The 10-day disabled list -- or "DL" -- allows clubs to remove players from the 25-man active roster while keeping them on the 40-man roster. Players can be placed on the 10-day DL for any type of injury, though players with concussion symptoms are first sent to the 7-day DL. Players on the 10-day DL must remain out of action for at least 10 days, though a player can also stay on the list for considerably longer than 10 days, if necessary.
Players may be placed on the 10-day DL "retroactively," meaning the DL stint is backdated to the day after the last date on which the player appeared in a game. For instance, if a pitcher is diagnosed with elbow inflammation on June 4 after feeling soreness during his June 1 start, he could be placed on the 10-day DL on June 4 retroactive to June 2. In that case, he would be eligible to return from the disabled list on June 12.
History of the rule
As part of the 2017-21 Collective Bargaining Agreement, the 10-day DL replaced the 15-day DL as the shortest DL option for non-concussion injuries.

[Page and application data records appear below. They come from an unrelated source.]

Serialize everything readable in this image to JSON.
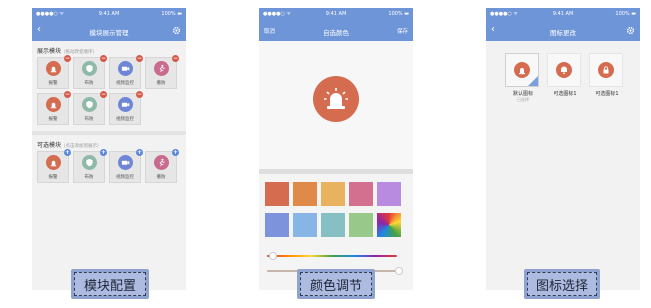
{
  "status_bar": {
    "carrier": "●●●●○ ᯤ",
    "time": "9:41 AM",
    "battery": "100% ▬"
  },
  "screen1": {
    "nav_title": "模块展示管理",
    "shown_section": {
      "title": "展示模块",
      "hint": "（拖动改变顺序）"
    },
    "shown_tiles": [
      {
        "label": "报警",
        "icon": "alarm-icon",
        "color": "#d56b4f"
      },
      {
        "label": "布防",
        "icon": "shield-icon",
        "color": "#8fb9a8"
      },
      {
        "label": "视频监控",
        "icon": "camera-icon",
        "color": "#6f86d6"
      },
      {
        "label": "撤防",
        "icon": "run-icon",
        "color": "#c96a8f"
      },
      {
        "label": "报警",
        "icon": "alarm-icon",
        "color": "#d56b4f"
      },
      {
        "label": "布防",
        "icon": "shield-icon",
        "color": "#8fb9a8"
      },
      {
        "label": "视频监控",
        "icon": "camera-icon",
        "color": "#6f86d6"
      }
    ],
    "optional_section": {
      "title": "可选模块",
      "hint": "（点击添加到展示）"
    },
    "optional_tiles": [
      {
        "label": "报警",
        "icon": "alarm-icon",
        "color": "#d56b4f"
      },
      {
        "label": "布防",
        "icon": "shield-icon",
        "color": "#8fb9a8"
      },
      {
        "label": "视频监控",
        "icon": "camera-icon",
        "color": "#6f86d6"
      },
      {
        "label": "撤防",
        "icon": "run-icon",
        "color": "#c96a8f"
      }
    ]
  },
  "screen2": {
    "nav_left": "取消",
    "nav_title": "自选颜色",
    "nav_right": "保存",
    "preview_color": "#d56b4f",
    "swatches": [
      "#d56b4f",
      "#e08a4a",
      "#e8b25e",
      "#d4708f",
      "#b98be0",
      "#7d93dc",
      "#86b5e6",
      "#86bfc4",
      "#98c98a",
      "rainbow"
    ]
  },
  "screen3": {
    "nav_title": "图标更改",
    "options": [
      {
        "name": "默认图标",
        "sub": "已选择",
        "selected": true
      },
      {
        "name": "可选图标1",
        "sub": "",
        "selected": false
      },
      {
        "name": "可选图标1",
        "sub": "",
        "selected": false
      }
    ]
  },
  "captions": {
    "c1": "模块配置",
    "c2": "颜色调节",
    "c3": "图标选择"
  }
}
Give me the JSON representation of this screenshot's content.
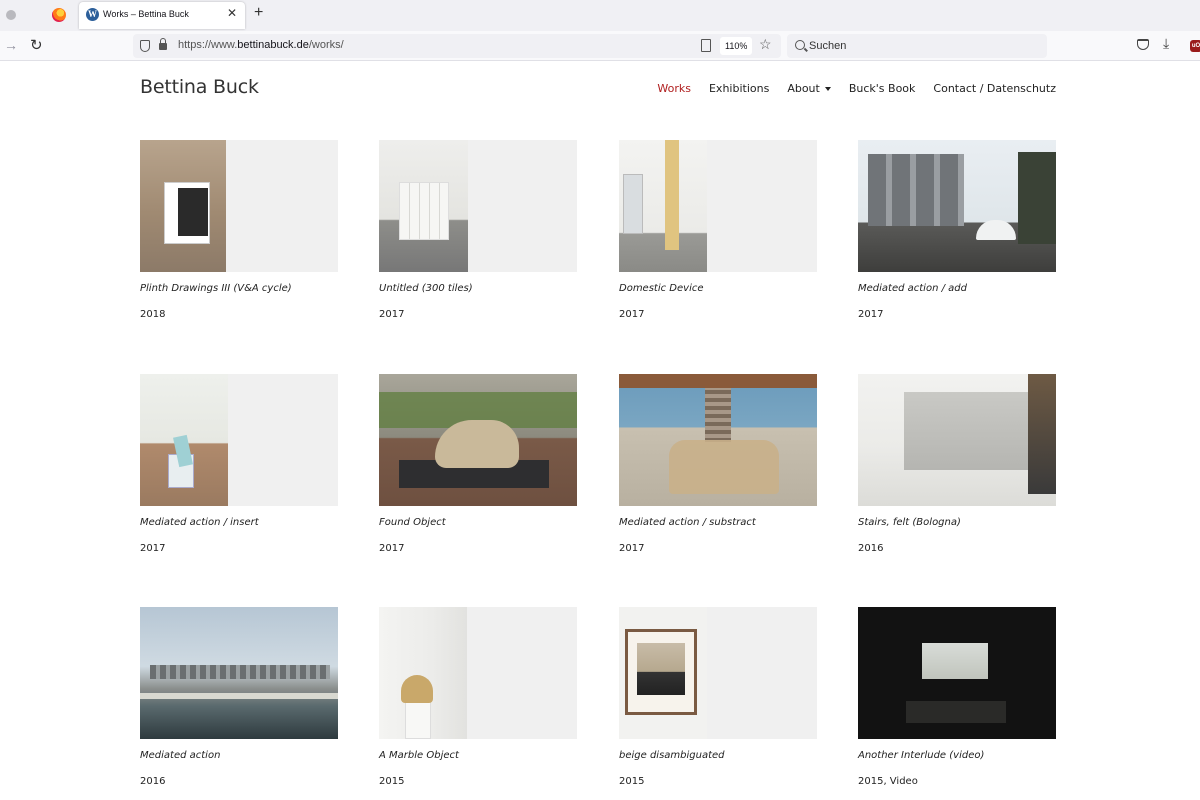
{
  "browser": {
    "tab_title": "Works – Bettina Buck",
    "url_prefix": "https://www.",
    "url_domain": "bettinabuck.de",
    "url_path": "/works/",
    "zoom": "110%",
    "search_placeholder": "Suchen"
  },
  "site": {
    "title": "Bettina Buck",
    "nav": [
      {
        "label": "Works",
        "active": true
      },
      {
        "label": "Exhibitions"
      },
      {
        "label": "About"
      },
      {
        "label": "Buck's Book"
      },
      {
        "label": "Contact / Datenschutz"
      }
    ]
  },
  "works": [
    {
      "title": "Plinth Drawings III (V&A cycle)",
      "year": "2018"
    },
    {
      "title": "Untitled (300 tiles)",
      "year": "2017"
    },
    {
      "title": "Domestic Device",
      "year": "2017"
    },
    {
      "title": "Mediated action / add",
      "year": "2017"
    },
    {
      "title": "Mediated action / insert",
      "year": "2017"
    },
    {
      "title": "Found Object",
      "year": "2017"
    },
    {
      "title": "Mediated action / substract",
      "year": "2017"
    },
    {
      "title": "Stairs, felt (Bologna)",
      "year": "2016"
    },
    {
      "title": "Mediated action",
      "year": "2016"
    },
    {
      "title": "A Marble Object",
      "year": "2015"
    },
    {
      "title": "beige disambiguated",
      "year": "2015"
    },
    {
      "title": "Another Interlude (video)",
      "year": "2015, Video"
    }
  ]
}
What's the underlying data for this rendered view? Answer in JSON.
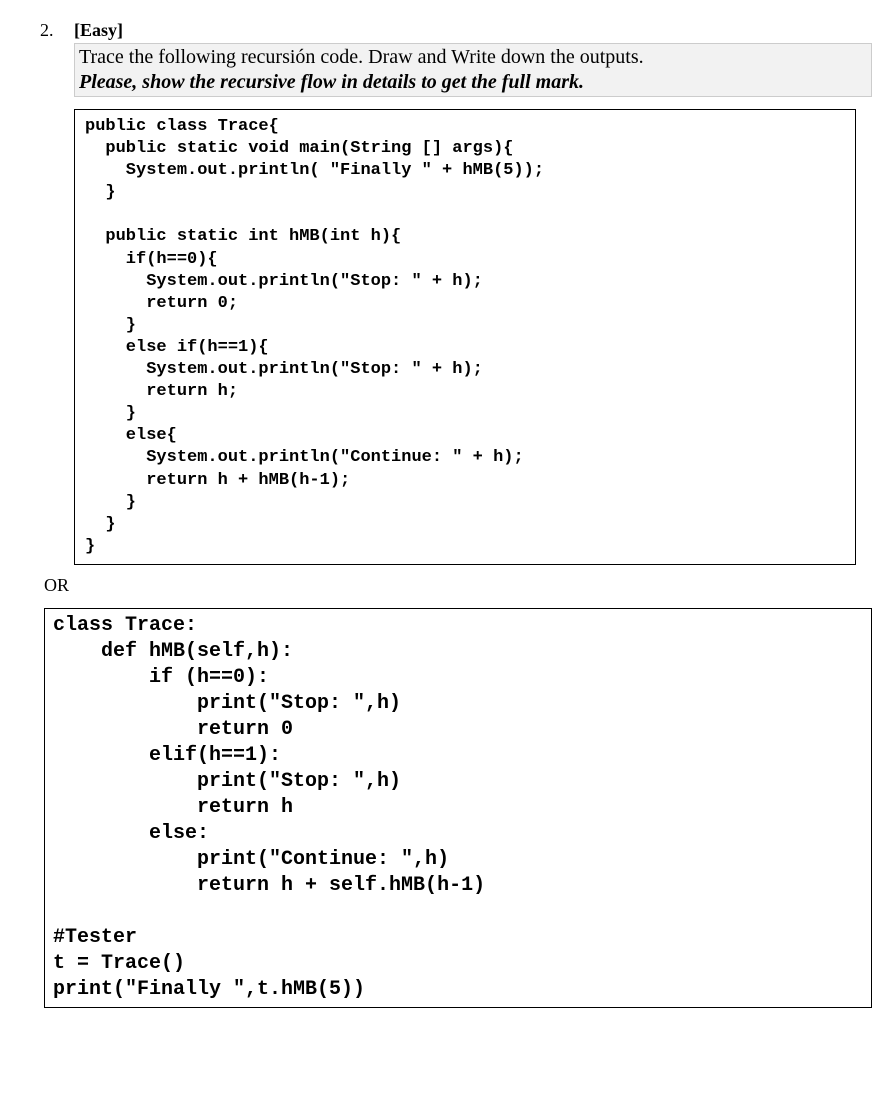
{
  "question": {
    "number": "2.",
    "difficulty": "[Easy]",
    "prompt_line1": "Trace the following recursión code. Draw and Write down the outputs.",
    "prompt_line2": "Please, show the recursive flow in details to get the full mark."
  },
  "or_label": "OR",
  "code_java": "public class Trace{\n  public static void main(String [] args){\n    System.out.println( \"Finally \" + hMB(5));\n  }\n\n  public static int hMB(int h){\n    if(h==0){\n      System.out.println(\"Stop: \" + h);\n      return 0;\n    }\n    else if(h==1){\n      System.out.println(\"Stop: \" + h);\n      return h;\n    }\n    else{\n      System.out.println(\"Continue: \" + h);\n      return h + hMB(h-1);\n    }\n  }\n}",
  "code_python": "class Trace:\n    def hMB(self,h):\n        if (h==0):\n            print(\"Stop: \",h)\n            return 0\n        elif(h==1):\n            print(\"Stop: \",h)\n            return h\n        else:\n            print(\"Continue: \",h)\n            return h + self.hMB(h-1)\n\n#Tester\nt = Trace()\nprint(\"Finally \",t.hMB(5))"
}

Clubs have three disabled-list options: The 7-day DL (solely for players experiencing concussion symptoms), the 10-day DL and the 60-day DL. Baseball had a 10-day disabled list at various points through its history before it was dropped in 1984.
Nationals shortstop Trea Turner suffered a right hamstring strain during a game on April 8, 2017, and was placed on the 10-day DL on April 10, retroactive to April 9. He was activated April 21.
Note: The information contained in this glossary entry is subject to change as details emerge.